-- Opening Marker --

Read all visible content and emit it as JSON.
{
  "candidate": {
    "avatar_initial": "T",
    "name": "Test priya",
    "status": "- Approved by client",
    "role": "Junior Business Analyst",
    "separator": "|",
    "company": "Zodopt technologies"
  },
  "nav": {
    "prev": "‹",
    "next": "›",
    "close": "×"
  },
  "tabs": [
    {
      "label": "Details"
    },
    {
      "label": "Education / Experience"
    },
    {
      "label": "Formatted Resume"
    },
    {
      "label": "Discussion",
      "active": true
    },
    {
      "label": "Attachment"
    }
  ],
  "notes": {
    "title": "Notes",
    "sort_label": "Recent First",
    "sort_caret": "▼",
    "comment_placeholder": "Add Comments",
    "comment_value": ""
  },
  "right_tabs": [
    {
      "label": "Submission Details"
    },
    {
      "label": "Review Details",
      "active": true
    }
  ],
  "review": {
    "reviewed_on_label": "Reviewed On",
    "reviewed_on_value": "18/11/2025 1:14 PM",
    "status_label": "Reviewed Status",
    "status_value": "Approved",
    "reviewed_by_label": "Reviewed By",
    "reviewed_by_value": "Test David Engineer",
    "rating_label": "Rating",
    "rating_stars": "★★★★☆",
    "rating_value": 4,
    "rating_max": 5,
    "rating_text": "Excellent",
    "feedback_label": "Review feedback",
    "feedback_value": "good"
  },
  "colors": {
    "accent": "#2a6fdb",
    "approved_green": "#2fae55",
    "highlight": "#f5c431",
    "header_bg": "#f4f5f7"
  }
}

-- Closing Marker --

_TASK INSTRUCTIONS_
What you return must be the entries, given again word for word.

_EXERCISE SOLUTION_
Read all visible content and emit it as JSON.
{
  "candidate": {
    "avatar_initial": "T",
    "name": "Test priya",
    "status": "- Approved by client",
    "role": "Junior Business Analyst",
    "separator": "|",
    "company": "Zodopt technologies"
  },
  "nav": {
    "prev": "‹",
    "next": "›",
    "close": "×"
  },
  "tabs": [
    {
      "label": "Details"
    },
    {
      "label": "Education / Experience"
    },
    {
      "label": "Formatted Resume"
    },
    {
      "label": "Discussion",
      "active": true
    },
    {
      "label": "Attachment"
    }
  ],
  "notes": {
    "title": "Notes",
    "sort_label": "Recent First",
    "sort_caret": "▼",
    "comment_placeholder": "Add Comments",
    "comment_value": ""
  },
  "right_tabs": [
    {
      "label": "Submission Details"
    },
    {
      "label": "Review Details",
      "active": true
    }
  ],
  "review": {
    "reviewed_on_label": "Reviewed On",
    "reviewed_on_value": "18/11/2025 1:14 PM",
    "status_label": "Reviewed Status",
    "status_value": "Approved",
    "reviewed_by_label": "Reviewed By",
    "reviewed_by_value": "Test David Engineer",
    "rating_label": "Rating",
    "rating_stars": "★★★★☆",
    "rating_value": 4,
    "rating_max": 5,
    "rating_text": "Excellent",
    "feedback_label": "Review feedback",
    "feedback_value": "good"
  },
  "colors": {
    "accent": "#2a6fdb",
    "approved_green": "#2fae55",
    "highlight": "#f5c431",
    "header_bg": "#f4f5f7"
  }
}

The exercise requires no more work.